SURROUNDED BY hills and flat plains, Minsk is situated on the Svislach and Niamiha rivers. It is the capital of Belarus and a diamond in the rough of the east.
It is widely accepted that Minsk was founded in 1067 but it was already in existence and settled by Early East Slavs as early as the ninth century.
Today, it has a population of more than 1.8 million and is the largest city in Belarus.
Minsk has been dogged by centuries of wars and suffered significant damage during the Second World War, when German
forces occupied the city. Citizens were persecuted and forced into slave labour, but before the end of the war, Minsk had become a major centre of the Soviet partisan resistance movement.
Unfortunately, the city saw most of its buildings and roads reduced to rubble during the fighting.
Prior to the Second World War, it was fought over by Poland and Russia for many centuries but it was the latter that finally ruled in the 20th Century.
Until 1991, Minsk was the capital of the Byelorussian SSR, which was one of the founding republics of the USSR.
It has always been considered
a key economic and geographical centre as it was a gateway from east to west. The city is also a key industrial centre and this is what has largely facilitated the population growth.

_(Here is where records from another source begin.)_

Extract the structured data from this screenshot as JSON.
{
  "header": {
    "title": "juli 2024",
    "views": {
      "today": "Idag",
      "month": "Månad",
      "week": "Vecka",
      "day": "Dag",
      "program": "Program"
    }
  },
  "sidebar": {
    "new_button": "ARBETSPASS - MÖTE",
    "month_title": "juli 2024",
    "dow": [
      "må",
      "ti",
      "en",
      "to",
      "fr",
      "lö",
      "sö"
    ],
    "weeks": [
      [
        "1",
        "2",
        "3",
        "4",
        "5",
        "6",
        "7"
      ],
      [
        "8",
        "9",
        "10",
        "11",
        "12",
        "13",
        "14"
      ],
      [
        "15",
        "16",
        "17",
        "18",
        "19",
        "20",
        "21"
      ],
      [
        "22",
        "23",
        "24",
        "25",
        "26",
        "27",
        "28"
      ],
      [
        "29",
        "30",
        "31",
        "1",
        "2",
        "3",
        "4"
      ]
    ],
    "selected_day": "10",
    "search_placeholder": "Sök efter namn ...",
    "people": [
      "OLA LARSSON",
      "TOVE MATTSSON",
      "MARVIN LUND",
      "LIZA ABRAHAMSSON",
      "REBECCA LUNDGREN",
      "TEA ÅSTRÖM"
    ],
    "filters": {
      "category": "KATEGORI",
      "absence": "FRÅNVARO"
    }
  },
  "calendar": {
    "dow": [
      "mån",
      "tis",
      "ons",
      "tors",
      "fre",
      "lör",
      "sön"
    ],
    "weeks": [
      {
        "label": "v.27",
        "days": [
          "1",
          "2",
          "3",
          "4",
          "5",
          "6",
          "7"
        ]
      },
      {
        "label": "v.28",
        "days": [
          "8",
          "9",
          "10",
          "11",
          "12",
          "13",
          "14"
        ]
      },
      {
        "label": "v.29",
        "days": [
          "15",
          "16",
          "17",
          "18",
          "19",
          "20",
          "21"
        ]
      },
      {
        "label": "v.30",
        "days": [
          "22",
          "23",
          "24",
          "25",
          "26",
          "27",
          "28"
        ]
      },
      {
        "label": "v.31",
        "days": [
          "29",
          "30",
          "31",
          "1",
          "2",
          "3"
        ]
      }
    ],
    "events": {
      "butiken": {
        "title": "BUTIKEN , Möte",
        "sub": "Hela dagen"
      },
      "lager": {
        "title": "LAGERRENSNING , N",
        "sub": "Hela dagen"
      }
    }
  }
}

Russian is the language spoken but many of the younger generation speak English and German.
Minsk is the only city in Belarus with an underground metro system, so it is easy to get around and the airport is only 42km east of the city.
There are many beautiful sights to visit, including Freedom Square and
The Cathedral of the Holy Spirit is a beautiful landmark as is the main library, which is a feat of modern architecture.
Minsk is the cultural centre of Belarus and has around 11 theatres and 16 museums.
It is well worth a visit to the Belarusian Great Patriotic War Museum, the Belarusian National Arts Museum and the Ethnography and Folklore Museum.